During his tenure, his government came up with The Vision 2030 economic blueprint which paved way for the establishment of the Konza technopolis city project to create a hub of technology innovation in Africa.
On financial inclusion, mobile money services developed by telcos propelled the number of Kenyans who had access to financial services from less than a million in 2002 to more than 20 million people by the end of 2021. Kenya’s famed mobile-money service M-Pesa which was launched in 2007 currently has 30 million active monthly users in Kenya.
As of 2003 when Kibaki took power, only 250,000 people has access to the Internet compared to 14 million people who had access to the Internet at the end of last year.
Between 2002 and 2006 the number of mobile phones in Kenya increased from one million to 10 million. 30 million Kenyans are using mobile phones.
Kibaki also left a mark on Kenya’s education sector. He expanded access to university education. When he took office, Kenya had only six public universities. When he left in 2013 the number had grown to 22. This allowed more students to pursue computer-related courses thereby reducing the shortage of IT personnel in Kenya.
It was during his era that the government-initiated policies that deepened Internet connectivity in Africa.

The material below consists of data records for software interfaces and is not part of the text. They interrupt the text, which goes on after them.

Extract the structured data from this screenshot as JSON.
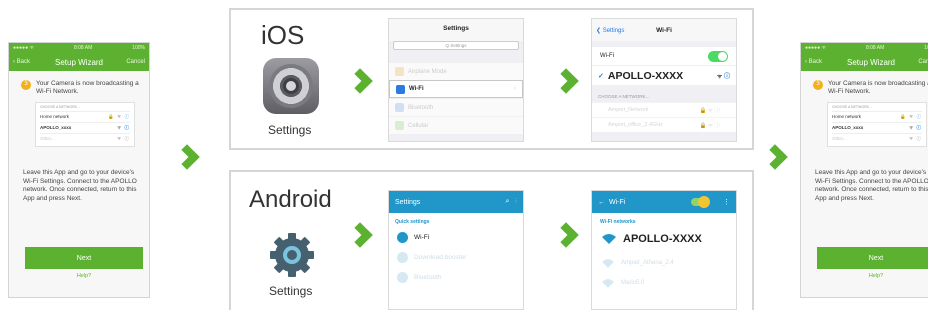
{
  "phone": {
    "status": {
      "carrier": "●●●●● ᯤ",
      "time": "8:08 AM",
      "battery": "100%"
    },
    "back_label": "Back",
    "title": "Setup Wizard",
    "cancel_label": "Cancel",
    "step_number": "3",
    "step_text": "Your Camera is now broadcasting a Wi-Fi Network.",
    "list_caption": "CHOOSE A NETWORK...",
    "networks": [
      {
        "name": "Home network",
        "icons": "🔒 ▾"
      },
      {
        "name": "APOLLO_xxxx",
        "icons": "▾"
      },
      {
        "name": "Other...",
        "icons": "▾"
      }
    ],
    "instructions": "Leave this App and go to your device's Wi-Fi Settings. Connect to the APOLLO network. Once connected, return to this App and press Next.",
    "next_label": "Next",
    "help_label": "Help?"
  },
  "ios": {
    "title": "iOS",
    "app_label": "Settings",
    "settings": {
      "header": "Settings",
      "search_placeholder": "Q  Settings",
      "items": [
        "Airplane Mode",
        "Wi-Fi",
        "Bluetooth",
        "Cellular"
      ]
    },
    "wifi": {
      "back_label": "Settings",
      "header": "Wi-Fi",
      "wifi_label": "Wi-Fi",
      "network": "APOLLO-XXXX",
      "choose_caption": "CHOOSE A NETWORK...",
      "other_networks": [
        "Ampiet_Network",
        "Ampiet_office_2.4GHz"
      ]
    }
  },
  "android": {
    "title": "Android",
    "app_label": "Settings",
    "settings": {
      "header": "Settings",
      "quick_label": "Quick settings",
      "items": [
        "Wi-Fi",
        "Download booster",
        "Bluetooth"
      ]
    },
    "wifi": {
      "header": "Wi-Fi",
      "networks_label": "Wi-Fi networks",
      "network": "APOLLO-XXXX",
      "other_networks": [
        "Ampiet_Athena_2.4",
        "Mario5.0"
      ]
    }
  },
  "colors": {
    "accent_green": "#5cb230",
    "ios_blue": "#2a7ae2",
    "android_blue": "#2196c9"
  }
}
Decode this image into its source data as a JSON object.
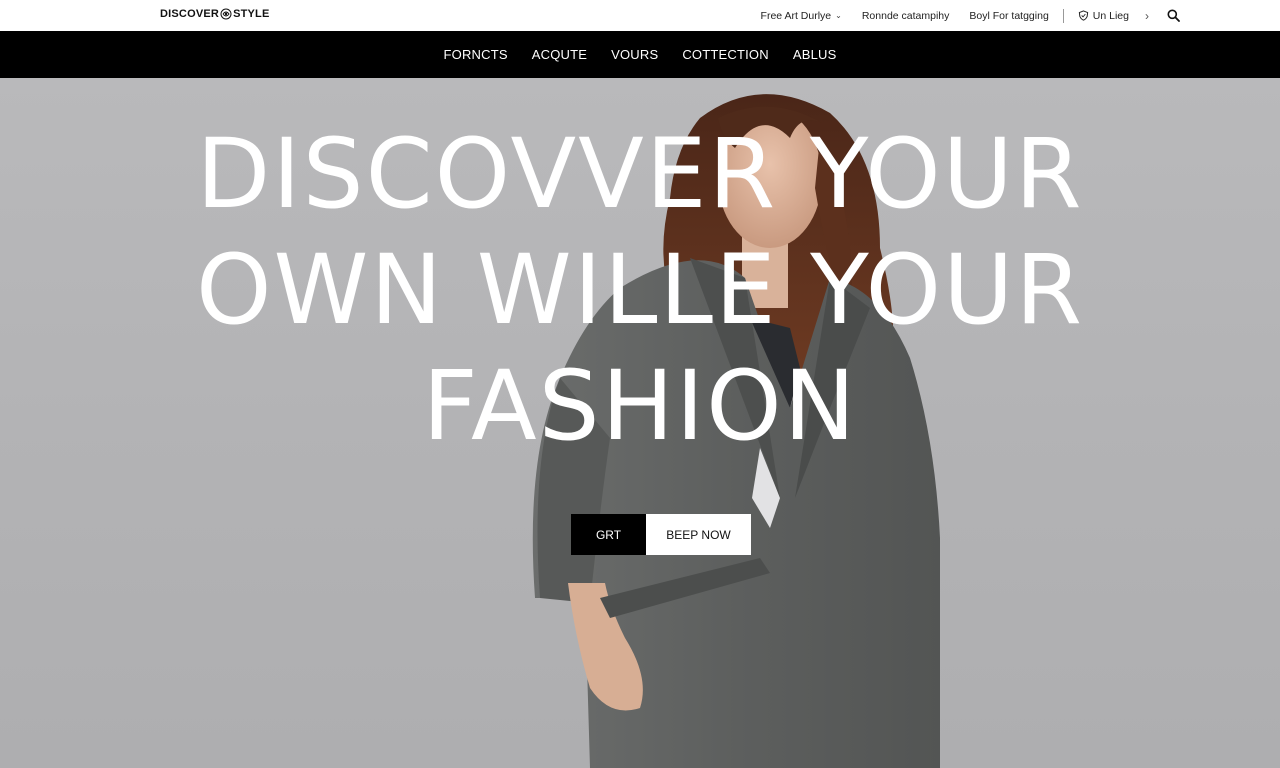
{
  "brand": {
    "logo_left": "DISCOVER",
    "logo_right": "STYLE"
  },
  "utility": {
    "links": [
      {
        "label": "Free Art Durlye",
        "has_caret": true
      },
      {
        "label": "Ronnde catampihy",
        "has_caret": false
      },
      {
        "label": "Boyl For tatgging",
        "has_caret": false
      }
    ],
    "account_label": "Un Lieg",
    "icons": [
      "shield-icon",
      "chevron-right-icon",
      "search-icon"
    ]
  },
  "nav": {
    "items": [
      "FORNCTS",
      "ACQUTE",
      "VOURS",
      "COTTECTION",
      "ABLUS"
    ]
  },
  "hero": {
    "headline": [
      "DISCOVVER YOUR",
      "OWN WILLE YOUR",
      "FASHION"
    ],
    "primary_button": "GRT",
    "secondary_button": "BEEP NOW"
  },
  "colors": {
    "nav_bg": "#000000",
    "hero_bg": "#b5b5b7",
    "headline": "#ffffff",
    "coat": "#5f6160",
    "hair": "#5a2e1c"
  }
}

Currently, Kenya enjoys one of the fastest Internet connections in Africa.